In 2009, MIBOR was instrumental in forming the Central Indiana Transit Task Force, which identified significant need for increased transit services in the region, and then developed a plan for an expanded bus network and the creation of three new rapid transit lines. Establishing a local funding source for the improved infrastructure required the blessing of the Indiana General Assembly, a process that took five attempts in six years before finally passing in 2014. The next step was getting a local referendum passed to adopt a 0.25% income tax that would be dedicated to funding mass transit. A major Issues Mobilization Grant funded a coalition effort called ‘Transit Drives Indy,’ a campaign combining phone banks, radio and online advertising, and a website urging voters to pass the ballot initiative for a dedicated transit fund.
On Election Day 2016, the referendum passed with nearly 60% of the vote, winning 19 out of 25 city council districts. Already, MIBOR and its coalition partners were looking ahead to the final hurdle: ensuring that the Indianapolis City County Council would vote to approve the tax.
MIBOR had secured a second Issues Mobilization Grant to support the coalition’s post-referendum strategy, which focused on getting pro-transit voters to apply pressure to city councilors to enact the tax. After a few intensive weeks of targeted patch-through calls from constituents, the City County Council approved the tax in a vote of 17-to-8.

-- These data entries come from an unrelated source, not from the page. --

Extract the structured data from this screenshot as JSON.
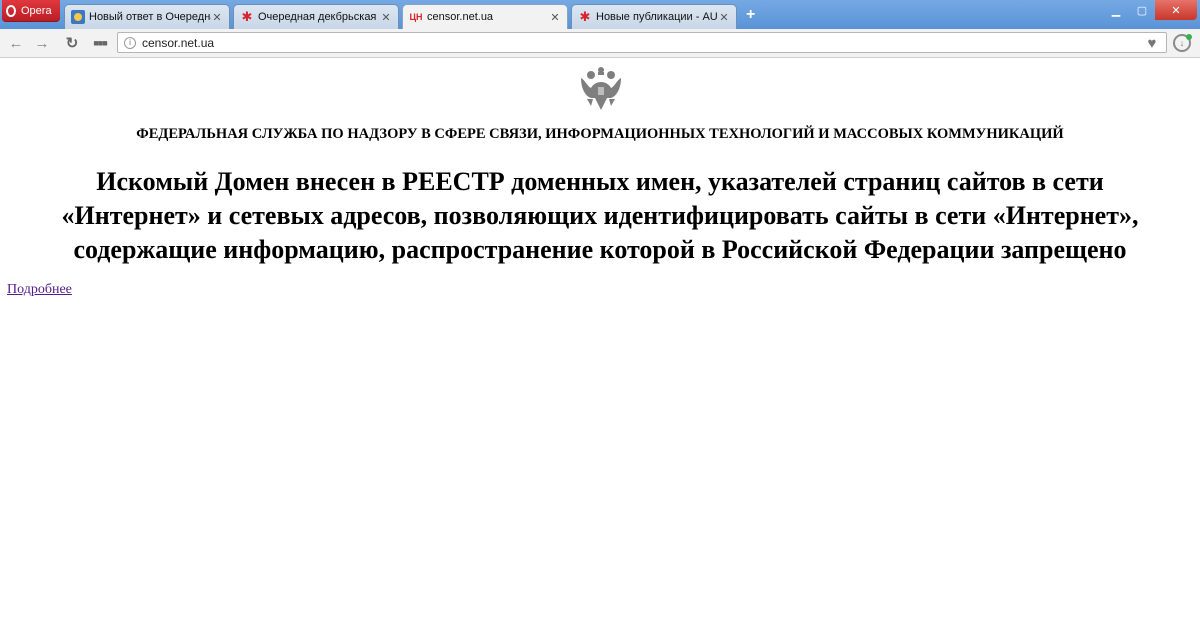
{
  "browser": {
    "menu_label": "Opera",
    "tabs": [
      {
        "title": "Новый ответ в Очередная",
        "favicon": "forum-icon",
        "active": false
      },
      {
        "title": "Очередная декбрьская ес",
        "favicon": "star-icon",
        "active": false
      },
      {
        "title": "censor.net.ua",
        "favicon": "ЦН",
        "active": true
      },
      {
        "title": "Новые публикации - AUT",
        "favicon": "star-icon",
        "active": false
      }
    ],
    "new_tab_label": "+",
    "address": "censor.net.ua",
    "accent_color": "#5a93d6",
    "opera_color": "#d8232a"
  },
  "page": {
    "agency": "ФЕДЕРАЛЬНАЯ СЛУЖБА ПО НАДЗОРУ В СФЕРЕ СВЯЗИ, ИНФОРМАЦИОННЫХ ТЕХНОЛОГИЙ И МАССОВЫХ КОММУНИКАЦИЙ",
    "headline_lines": [
      "Искомый Домен внесен в РЕЕСТР доменных имен, указателей страниц сайтов в сети",
      "«Интернет» и сетевых адресов, позволяющих идентифицировать сайты в сети «Интернет»,",
      "содержащие информацию, распространение которой в Российской Федерации запрещено"
    ],
    "more_link": "Подробнее"
  }
}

Lacey Everett, MIBOR’s Government and Community Relations Strategist, says “The campaign we put together was key in getting us over the top, and we couldn’t have done it without the support and resources of the National Association of REALTORS®. Beyond the funding, the Issues Mobilization team was a great sounding board for lots of ideas, and responded quickly to challenges that arose during the campaigns.” By 2018, she says, the newly established transit fund will begin building a system that will double employment within a half-mile of frequent routes; triple service to families in poverty, seniors and households including someone with a disability; and expand economic opportunity by providing access to three urban college campuses.
Pryor notes that the urgency of the region’s transit funding needs was heightened by the nationwide power shift following the elections, which made federal funding that the region had been expecting, uncertain, at best. “Although we still don’t know whether we’ll be receiving a Federal Small Start Grant, at least Indianapolis will be able to move ahead with its much-needed transit plan, once the new tax kicks in this fall.”
To learn more about how mid-Indiana REALTORS® are helping to promote economic development and a greater quality of life in their region by taking the lead on supporting mass transit expansion, contact Chris Pryor, MIBOR’s Vice President of Government and Community Relations, at 317-258-5805; or Government and Community Relations Strategist Lacey Everett, at 317-956-5252.